Organized on August 21, on the margins of the UNFCCC’s NAP Expo 2022, the NAP Global Network gathered government representatives from seven countries for a 5-hour peer learning event on the monitoring, evaluation, and learning (MEL) of the National Adaptation Plan (NAP) processes. Participants from Botswana, Kenya, Liberia, Namibia, Nigeria, Rwanda, and Somalia explored key challenges in establishing MEL systems and emerging solutions. Although unable to participate in person, Zambia shared their perspectives and experiences in a video.
“African countries are extremely vulnerable to climate change,” said Anne Hammill, Senior Director for the NAP Global Network Secretariat. “As they begin implementing their National Adaptation Plans, there’s strong demand to better understand how to track these adaptation processes and evaluate their progress in building resilience to climate change.”

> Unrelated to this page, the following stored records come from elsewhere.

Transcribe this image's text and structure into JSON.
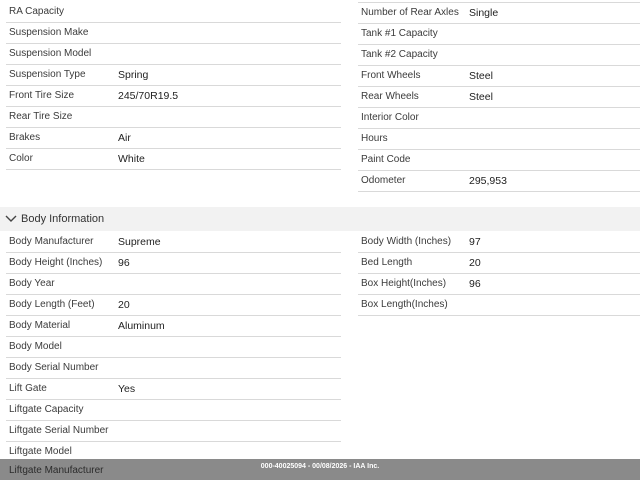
{
  "vehicle_left": [
    {
      "label": "RA Capacity",
      "value": ""
    },
    {
      "label": "Suspension Make",
      "value": ""
    },
    {
      "label": "Suspension Model",
      "value": ""
    },
    {
      "label": "Suspension Type",
      "value": "Spring"
    },
    {
      "label": "Front Tire Size",
      "value": "245/70R19.5"
    },
    {
      "label": "Rear Tire Size",
      "value": ""
    },
    {
      "label": "Brakes",
      "value": "Air"
    },
    {
      "label": "Color",
      "value": "White"
    }
  ],
  "vehicle_right": [
    {
      "label": "Number of Rear Axles",
      "value": "Single"
    },
    {
      "label": "Tank #1 Capacity",
      "value": ""
    },
    {
      "label": "Tank #2 Capacity",
      "value": ""
    },
    {
      "label": "Front Wheels",
      "value": "Steel"
    },
    {
      "label": "Rear Wheels",
      "value": "Steel"
    },
    {
      "label": "Interior Color",
      "value": ""
    },
    {
      "label": "Hours",
      "value": ""
    },
    {
      "label": "Paint Code",
      "value": ""
    },
    {
      "label": "Odometer",
      "value": "295,953"
    }
  ],
  "body_section": {
    "title": "Body Information",
    "left": [
      {
        "label": "Body Manufacturer",
        "value": "Supreme"
      },
      {
        "label": "Body Height (Inches)",
        "value": "96"
      },
      {
        "label": "Body Year",
        "value": ""
      },
      {
        "label": "Body Length (Feet)",
        "value": "20"
      },
      {
        "label": "Body Material",
        "value": "Aluminum"
      },
      {
        "label": "Body Model",
        "value": ""
      },
      {
        "label": "Body Serial Number",
        "value": ""
      },
      {
        "label": "Lift Gate",
        "value": "Yes"
      },
      {
        "label": "Liftgate Capacity",
        "value": ""
      },
      {
        "label": "Liftgate Serial Number",
        "value": ""
      },
      {
        "label": "Liftgate Model",
        "value": ""
      }
    ],
    "right": [
      {
        "label": "Body Width (Inches)",
        "value": "97"
      },
      {
        "label": "Bed Length",
        "value": "20"
      },
      {
        "label": "Box Height(Inches)",
        "value": "96"
      },
      {
        "label": "Box Length(Inches)",
        "value": ""
      }
    ],
    "peek_label": "Liftgate Manufacturer"
  },
  "footer": {
    "text": "000-40025094 - 00/08/2026 - IAA Inc."
  },
  "icons": {
    "section_toggle": "chevron-down-icon"
  },
  "colors": {
    "section_bg": "#f2f2f2",
    "divider": "#d9d9d9",
    "footer_bg": "#8a8a8a"
  }
}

Monitoring, Evaluation, and Learning for Adaptation
As NAP processes advance around the world, countries and their development partners are increasingly focusing on measuring and learning from the adaptation planning process and its outcomes. By designing and implementing MEL systems as part of the NAP process, countries can strengthen their accountability, provide reliable reporting of climate adaptation interventions, and gain insights into what is and isn’t working so they can adjust adaptation plans accordingly.

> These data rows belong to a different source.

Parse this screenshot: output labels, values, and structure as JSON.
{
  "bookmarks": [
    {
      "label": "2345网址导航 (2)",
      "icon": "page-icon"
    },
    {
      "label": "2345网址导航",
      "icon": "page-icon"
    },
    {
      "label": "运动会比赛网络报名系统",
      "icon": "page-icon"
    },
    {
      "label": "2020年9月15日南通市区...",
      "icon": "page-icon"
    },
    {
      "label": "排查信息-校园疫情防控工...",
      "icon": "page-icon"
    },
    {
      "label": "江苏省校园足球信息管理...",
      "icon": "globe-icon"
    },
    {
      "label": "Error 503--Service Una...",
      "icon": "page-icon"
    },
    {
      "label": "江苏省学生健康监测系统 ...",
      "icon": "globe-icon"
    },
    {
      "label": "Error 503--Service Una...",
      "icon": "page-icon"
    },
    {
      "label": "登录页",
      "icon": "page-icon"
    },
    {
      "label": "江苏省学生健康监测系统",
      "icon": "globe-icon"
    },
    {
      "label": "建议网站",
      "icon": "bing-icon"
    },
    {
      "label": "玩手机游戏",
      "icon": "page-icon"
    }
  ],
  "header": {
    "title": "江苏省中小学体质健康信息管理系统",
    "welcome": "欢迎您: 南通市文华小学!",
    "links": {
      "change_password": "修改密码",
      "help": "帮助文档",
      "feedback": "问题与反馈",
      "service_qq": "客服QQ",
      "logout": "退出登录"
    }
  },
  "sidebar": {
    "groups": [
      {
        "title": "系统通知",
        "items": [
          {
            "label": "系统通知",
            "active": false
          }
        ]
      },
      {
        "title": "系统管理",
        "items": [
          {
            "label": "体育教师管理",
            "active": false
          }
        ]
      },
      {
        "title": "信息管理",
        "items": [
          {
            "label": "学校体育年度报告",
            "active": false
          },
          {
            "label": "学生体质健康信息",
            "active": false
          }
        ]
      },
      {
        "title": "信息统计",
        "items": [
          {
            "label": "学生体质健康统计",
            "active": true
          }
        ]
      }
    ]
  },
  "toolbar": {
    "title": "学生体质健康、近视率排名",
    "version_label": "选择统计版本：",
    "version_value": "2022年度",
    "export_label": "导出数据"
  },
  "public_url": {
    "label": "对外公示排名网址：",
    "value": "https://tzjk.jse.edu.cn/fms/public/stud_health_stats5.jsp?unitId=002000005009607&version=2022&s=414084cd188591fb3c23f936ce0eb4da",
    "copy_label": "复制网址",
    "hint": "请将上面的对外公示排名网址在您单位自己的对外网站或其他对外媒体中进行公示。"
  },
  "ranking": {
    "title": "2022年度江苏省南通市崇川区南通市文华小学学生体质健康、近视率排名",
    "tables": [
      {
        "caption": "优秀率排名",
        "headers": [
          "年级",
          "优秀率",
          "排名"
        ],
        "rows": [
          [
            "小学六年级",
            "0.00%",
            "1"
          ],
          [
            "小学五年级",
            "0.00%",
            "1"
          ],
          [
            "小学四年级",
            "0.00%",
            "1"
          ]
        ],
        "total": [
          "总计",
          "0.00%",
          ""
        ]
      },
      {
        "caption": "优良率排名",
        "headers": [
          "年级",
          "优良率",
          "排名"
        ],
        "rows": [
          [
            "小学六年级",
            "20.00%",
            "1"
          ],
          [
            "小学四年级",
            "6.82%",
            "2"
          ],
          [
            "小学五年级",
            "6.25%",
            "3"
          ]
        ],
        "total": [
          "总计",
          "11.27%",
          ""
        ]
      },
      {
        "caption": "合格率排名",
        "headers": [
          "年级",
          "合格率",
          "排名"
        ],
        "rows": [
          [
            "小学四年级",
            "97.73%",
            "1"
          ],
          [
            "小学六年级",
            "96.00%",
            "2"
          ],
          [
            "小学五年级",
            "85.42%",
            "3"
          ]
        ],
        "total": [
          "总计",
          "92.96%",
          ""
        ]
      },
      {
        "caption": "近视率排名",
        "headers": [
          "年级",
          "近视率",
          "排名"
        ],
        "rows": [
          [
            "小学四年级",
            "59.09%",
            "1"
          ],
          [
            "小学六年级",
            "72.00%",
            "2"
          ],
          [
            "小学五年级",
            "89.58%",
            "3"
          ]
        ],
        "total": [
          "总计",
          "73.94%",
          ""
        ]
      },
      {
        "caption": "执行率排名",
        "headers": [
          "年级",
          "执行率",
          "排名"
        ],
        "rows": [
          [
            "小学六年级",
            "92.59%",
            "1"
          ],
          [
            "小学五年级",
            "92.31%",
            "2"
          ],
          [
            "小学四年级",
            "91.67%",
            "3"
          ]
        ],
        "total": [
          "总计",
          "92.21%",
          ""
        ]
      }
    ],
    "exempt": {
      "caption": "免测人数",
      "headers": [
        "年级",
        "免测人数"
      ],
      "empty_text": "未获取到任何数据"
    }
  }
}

These inputs will also be crucial to support the implementation of the Paris Agreement among other global commitments such as the Sustainable Development Goals and Sendai Framework for Disaster Risk Reduction. MEL systems are an asset in meeting reporting requirements at the national and international levels.
Peer Learning Event in Botswana

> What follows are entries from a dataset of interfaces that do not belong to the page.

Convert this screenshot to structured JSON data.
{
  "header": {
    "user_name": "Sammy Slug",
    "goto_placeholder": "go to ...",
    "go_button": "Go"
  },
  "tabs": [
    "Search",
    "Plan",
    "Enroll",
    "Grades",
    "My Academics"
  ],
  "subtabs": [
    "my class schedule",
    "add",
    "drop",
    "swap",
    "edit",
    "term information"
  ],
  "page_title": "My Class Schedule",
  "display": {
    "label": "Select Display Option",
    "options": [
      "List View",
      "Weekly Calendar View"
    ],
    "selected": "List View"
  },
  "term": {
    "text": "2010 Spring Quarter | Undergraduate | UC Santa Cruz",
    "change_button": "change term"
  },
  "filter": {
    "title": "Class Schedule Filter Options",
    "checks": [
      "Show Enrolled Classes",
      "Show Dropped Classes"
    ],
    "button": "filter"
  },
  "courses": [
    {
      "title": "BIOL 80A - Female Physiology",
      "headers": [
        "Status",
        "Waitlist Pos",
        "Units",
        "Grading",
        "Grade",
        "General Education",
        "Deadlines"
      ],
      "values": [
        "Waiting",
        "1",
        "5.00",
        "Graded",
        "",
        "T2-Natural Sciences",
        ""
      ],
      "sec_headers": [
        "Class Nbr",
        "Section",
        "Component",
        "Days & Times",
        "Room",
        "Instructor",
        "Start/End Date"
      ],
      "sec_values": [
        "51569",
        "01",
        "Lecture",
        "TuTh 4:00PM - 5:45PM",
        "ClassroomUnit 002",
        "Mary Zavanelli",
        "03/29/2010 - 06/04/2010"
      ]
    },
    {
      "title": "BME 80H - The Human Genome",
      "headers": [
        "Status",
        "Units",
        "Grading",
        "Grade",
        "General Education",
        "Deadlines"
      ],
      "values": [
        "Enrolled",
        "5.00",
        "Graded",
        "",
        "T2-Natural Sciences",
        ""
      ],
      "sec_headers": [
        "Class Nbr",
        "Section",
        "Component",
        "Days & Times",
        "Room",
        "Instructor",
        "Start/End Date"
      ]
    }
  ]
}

After opening remarks were provided by Ms. Kelebaone Maselesele, Acting Deputy Permanent Secretary of the Ministry of Environment and Tourism of Botswana, a brief presentation on the aim, design techniques, and global trends in MEL approaches for NAP processes was provided by the NAP Global Network Secretariat. Kenya and Rwanda then shared their experiences with MEL systems to create an enabling environment for an open discussion on common MEL challenges and solutions.
This was followed by a presentation on the differences between measuring the process of adaptation, such as its structures, projects, and committees, vs measuring adaptation outcomes, which should include a decrease in climate risks and vulnerabilities. This differentiation is often seen as a long-standing challenge and conversation topic in NAP processes.
The event ended with an activity in which a representative from Namibia shared a challenge they are encountering as they think through the design of their NAP’s MEL system. The rest of the participants then asked questions to further dissect the issue and brainstormed possible solutions. This started a debate about the circumstances in which creating a standalone MEL system for the NAP would serve the process better than integrating MEL of adaptation into existing national development tracking systems. This activity proved to be very effective in encouraging participants to engage with a problem.
“Monitoring, evaluation, and learning for climate change adaptation planning and actions is a complex topic,” said Alec Crawford, Director, Nature for Resilience, NAP Global Network Secretariat. “We accomplished a lot at this peer learning event, and yet still only scratched the surface.”
Overall, this peer learning event demonstrated the want and need for more in-person opportunities for countries to learn from one another about NAP processes.
The NAP Global Network aims to facilitate sustained peer learning and exchange on the challenges and opportunities associated with national adaptation planning and action. Sign up to participate in the Network to take part in these peer learning opportunities. More about our work on the MEL of national adaptation is available on our MEL theme page.